- Using the butt of your knife, hammer the Ikejime needle directly behind the eye of the eel through the hindbrain as shown below. If done correctly the eel’s fins and gills should flare up one last time, and the eel should stop trashing.
- Cut into the back of the eel just behind the head deep enough to expose the spine.
- Insert the wire into the spine as deep as you can go. The eel should relax as the wire goes in. This step and the next step can be done without the eel being nailed to the chopping board.
- Pull the wire in and out of the spinal column of the eel to ensure that the spinal cord is fully destroyed.
Cleaning and Filleting Anago
- Insert the knife through the back of the eel behind the pectoral fin.
- Whilst pressing down with your other hand, gently slide the knife along the spine to open up the eel. Be careful not to puncture the belly of the eel with the tip of the knife.
- Continue to slide the knife along all the way down to the tip of the eel’s tail.
- Open up the eel and insert the knife below the spine of the eel.
- Slide the knife along the eel again, removing the spine as you go.
- Using the tip of the knife, scrap of the innards of the eel. It should come off in one go due to the freshness.
- You can scrap the knife on the flesh to remove any innards or blood.
- Save the head and bones of the eel for making the sauce. Discard the innards.
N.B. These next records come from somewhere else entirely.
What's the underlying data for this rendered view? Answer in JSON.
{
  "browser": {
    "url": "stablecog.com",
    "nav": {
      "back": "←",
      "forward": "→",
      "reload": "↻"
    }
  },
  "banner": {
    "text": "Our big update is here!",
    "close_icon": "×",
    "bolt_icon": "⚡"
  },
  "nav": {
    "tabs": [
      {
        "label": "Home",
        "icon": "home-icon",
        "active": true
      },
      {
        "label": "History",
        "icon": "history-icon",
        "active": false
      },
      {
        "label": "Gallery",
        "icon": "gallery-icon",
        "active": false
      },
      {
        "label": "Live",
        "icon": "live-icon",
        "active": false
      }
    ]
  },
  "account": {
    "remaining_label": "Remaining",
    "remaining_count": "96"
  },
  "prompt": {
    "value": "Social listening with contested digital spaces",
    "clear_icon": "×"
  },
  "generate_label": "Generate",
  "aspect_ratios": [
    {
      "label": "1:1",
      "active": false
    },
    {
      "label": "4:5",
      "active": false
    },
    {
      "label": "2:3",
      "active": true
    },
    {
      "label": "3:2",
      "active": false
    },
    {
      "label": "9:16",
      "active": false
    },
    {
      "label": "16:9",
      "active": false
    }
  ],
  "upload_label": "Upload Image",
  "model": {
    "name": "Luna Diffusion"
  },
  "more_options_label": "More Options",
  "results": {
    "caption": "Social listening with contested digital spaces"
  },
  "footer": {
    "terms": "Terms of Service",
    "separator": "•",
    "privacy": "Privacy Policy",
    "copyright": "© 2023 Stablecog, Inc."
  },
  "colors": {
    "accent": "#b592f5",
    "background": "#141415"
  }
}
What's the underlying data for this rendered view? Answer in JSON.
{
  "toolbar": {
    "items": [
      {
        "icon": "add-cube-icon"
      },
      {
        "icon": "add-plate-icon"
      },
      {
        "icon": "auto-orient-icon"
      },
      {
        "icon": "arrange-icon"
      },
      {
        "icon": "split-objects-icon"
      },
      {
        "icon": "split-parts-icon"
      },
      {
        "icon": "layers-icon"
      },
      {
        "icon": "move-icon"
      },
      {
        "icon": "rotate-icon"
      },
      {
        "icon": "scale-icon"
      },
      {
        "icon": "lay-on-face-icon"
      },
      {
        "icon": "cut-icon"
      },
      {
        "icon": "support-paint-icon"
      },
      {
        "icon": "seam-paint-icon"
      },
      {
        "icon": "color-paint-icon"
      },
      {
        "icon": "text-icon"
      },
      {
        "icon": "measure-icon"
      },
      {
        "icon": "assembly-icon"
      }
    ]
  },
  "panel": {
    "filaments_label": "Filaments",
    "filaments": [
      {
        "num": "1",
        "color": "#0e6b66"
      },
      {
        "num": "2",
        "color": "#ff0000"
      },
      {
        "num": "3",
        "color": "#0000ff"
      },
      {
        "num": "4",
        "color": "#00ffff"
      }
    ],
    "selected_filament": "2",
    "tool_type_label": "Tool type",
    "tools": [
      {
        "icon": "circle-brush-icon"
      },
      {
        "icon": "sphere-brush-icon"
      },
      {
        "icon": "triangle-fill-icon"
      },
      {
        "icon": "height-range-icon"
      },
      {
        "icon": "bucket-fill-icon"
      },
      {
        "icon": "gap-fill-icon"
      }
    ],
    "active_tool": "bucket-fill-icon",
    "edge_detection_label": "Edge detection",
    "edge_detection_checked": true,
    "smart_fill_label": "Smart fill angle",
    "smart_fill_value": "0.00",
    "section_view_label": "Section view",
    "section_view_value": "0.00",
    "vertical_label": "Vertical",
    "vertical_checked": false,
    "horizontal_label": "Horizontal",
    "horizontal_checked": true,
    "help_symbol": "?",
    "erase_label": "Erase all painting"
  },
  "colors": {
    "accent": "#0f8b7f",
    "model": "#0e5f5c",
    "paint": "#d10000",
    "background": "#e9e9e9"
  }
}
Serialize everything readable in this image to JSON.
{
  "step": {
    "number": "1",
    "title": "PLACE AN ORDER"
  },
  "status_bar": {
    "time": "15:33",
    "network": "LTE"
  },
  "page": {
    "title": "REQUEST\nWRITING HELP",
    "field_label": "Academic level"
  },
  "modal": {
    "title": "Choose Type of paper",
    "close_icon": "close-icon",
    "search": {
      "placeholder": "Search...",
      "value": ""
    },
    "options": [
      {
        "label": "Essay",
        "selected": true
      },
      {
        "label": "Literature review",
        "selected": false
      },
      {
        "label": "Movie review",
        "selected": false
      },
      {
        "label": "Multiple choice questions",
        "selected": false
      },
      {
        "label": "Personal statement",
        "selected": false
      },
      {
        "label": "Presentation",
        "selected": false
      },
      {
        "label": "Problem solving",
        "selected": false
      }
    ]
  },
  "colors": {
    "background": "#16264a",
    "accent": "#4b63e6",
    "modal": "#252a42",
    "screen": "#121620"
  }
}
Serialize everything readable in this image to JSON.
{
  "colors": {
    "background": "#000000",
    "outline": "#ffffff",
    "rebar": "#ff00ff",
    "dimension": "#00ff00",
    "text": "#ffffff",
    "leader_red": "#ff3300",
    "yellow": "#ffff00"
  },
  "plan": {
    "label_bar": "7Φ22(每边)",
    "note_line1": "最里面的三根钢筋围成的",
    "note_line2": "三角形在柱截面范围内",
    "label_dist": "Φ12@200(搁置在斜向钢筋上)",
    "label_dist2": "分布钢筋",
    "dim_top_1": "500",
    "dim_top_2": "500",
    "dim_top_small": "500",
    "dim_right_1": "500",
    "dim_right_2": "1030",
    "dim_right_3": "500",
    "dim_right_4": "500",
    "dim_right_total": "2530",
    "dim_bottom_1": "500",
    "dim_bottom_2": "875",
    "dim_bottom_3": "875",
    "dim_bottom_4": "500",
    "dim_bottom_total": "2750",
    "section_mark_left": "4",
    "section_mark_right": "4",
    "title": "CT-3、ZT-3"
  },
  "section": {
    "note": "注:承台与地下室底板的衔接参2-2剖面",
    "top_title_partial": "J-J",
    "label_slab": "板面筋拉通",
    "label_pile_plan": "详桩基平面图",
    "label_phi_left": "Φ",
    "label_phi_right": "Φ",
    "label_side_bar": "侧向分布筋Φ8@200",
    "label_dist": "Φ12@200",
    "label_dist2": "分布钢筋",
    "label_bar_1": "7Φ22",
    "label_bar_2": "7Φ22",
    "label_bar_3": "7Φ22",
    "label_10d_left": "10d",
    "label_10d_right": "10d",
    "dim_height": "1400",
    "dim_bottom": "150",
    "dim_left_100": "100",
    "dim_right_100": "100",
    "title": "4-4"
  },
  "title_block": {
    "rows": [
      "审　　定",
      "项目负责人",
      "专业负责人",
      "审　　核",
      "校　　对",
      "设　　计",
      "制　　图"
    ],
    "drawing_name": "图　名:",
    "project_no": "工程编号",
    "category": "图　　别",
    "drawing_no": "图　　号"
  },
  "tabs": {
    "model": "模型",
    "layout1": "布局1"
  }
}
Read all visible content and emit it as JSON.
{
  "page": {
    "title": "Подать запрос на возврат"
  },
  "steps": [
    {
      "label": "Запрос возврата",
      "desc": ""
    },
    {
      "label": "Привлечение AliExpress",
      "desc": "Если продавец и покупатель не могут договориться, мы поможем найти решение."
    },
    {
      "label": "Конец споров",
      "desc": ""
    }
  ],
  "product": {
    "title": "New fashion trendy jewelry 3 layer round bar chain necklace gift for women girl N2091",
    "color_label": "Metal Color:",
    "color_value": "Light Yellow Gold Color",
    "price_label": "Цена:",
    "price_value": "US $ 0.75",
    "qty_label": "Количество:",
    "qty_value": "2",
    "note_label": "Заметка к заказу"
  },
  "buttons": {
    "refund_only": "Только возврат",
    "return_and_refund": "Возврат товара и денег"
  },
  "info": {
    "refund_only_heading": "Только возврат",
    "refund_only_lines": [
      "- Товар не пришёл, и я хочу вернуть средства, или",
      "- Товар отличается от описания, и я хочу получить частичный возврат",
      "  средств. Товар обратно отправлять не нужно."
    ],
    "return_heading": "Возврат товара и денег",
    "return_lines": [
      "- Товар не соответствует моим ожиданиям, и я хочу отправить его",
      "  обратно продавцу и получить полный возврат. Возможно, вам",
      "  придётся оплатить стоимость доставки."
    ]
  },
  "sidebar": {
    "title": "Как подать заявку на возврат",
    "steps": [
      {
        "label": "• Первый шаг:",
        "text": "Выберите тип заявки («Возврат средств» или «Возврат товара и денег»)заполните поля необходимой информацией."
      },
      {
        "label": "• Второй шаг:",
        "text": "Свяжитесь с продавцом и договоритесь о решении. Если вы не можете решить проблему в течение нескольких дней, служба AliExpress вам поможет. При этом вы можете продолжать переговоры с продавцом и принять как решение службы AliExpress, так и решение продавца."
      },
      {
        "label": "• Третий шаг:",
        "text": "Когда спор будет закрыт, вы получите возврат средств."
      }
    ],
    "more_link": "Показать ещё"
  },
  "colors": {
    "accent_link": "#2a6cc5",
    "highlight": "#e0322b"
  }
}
If you are able to fillet the eel without damaging the liver, you can add the eel liver to miso soup.
- Wash the eel in salt water in order to remove the slime. Repeat until the eels are no longer slimy.
Simmered Anago Recipe
- 2 Anago fillets (each eel weighing around 250g with bones and innards)
- 50ml Mirin
- 40g White Granulated Sugar
- 70ml Soy sauce
- 1500ml Water
- Heat a large pot of with the water and dissolve the sugar into it.
- Add the mirin and allow the alcohol to evaporate.
- Add in soy sauce and mix together.
- Once boiling, add in the anago.
- The eel might move around a lot in the pot so you might want to cover the pot with a lid or a Japanese drop-lid if you have one.
- Skim away any scum and foam that rises to the surface.
- After 25 minutes, gently remove from liquid. Save the liquid.
- The anago can be served warm over rice at this point. If serving in nigiri, gently cover with a damp towel to prevent the anago from drying out and serve at room temperature.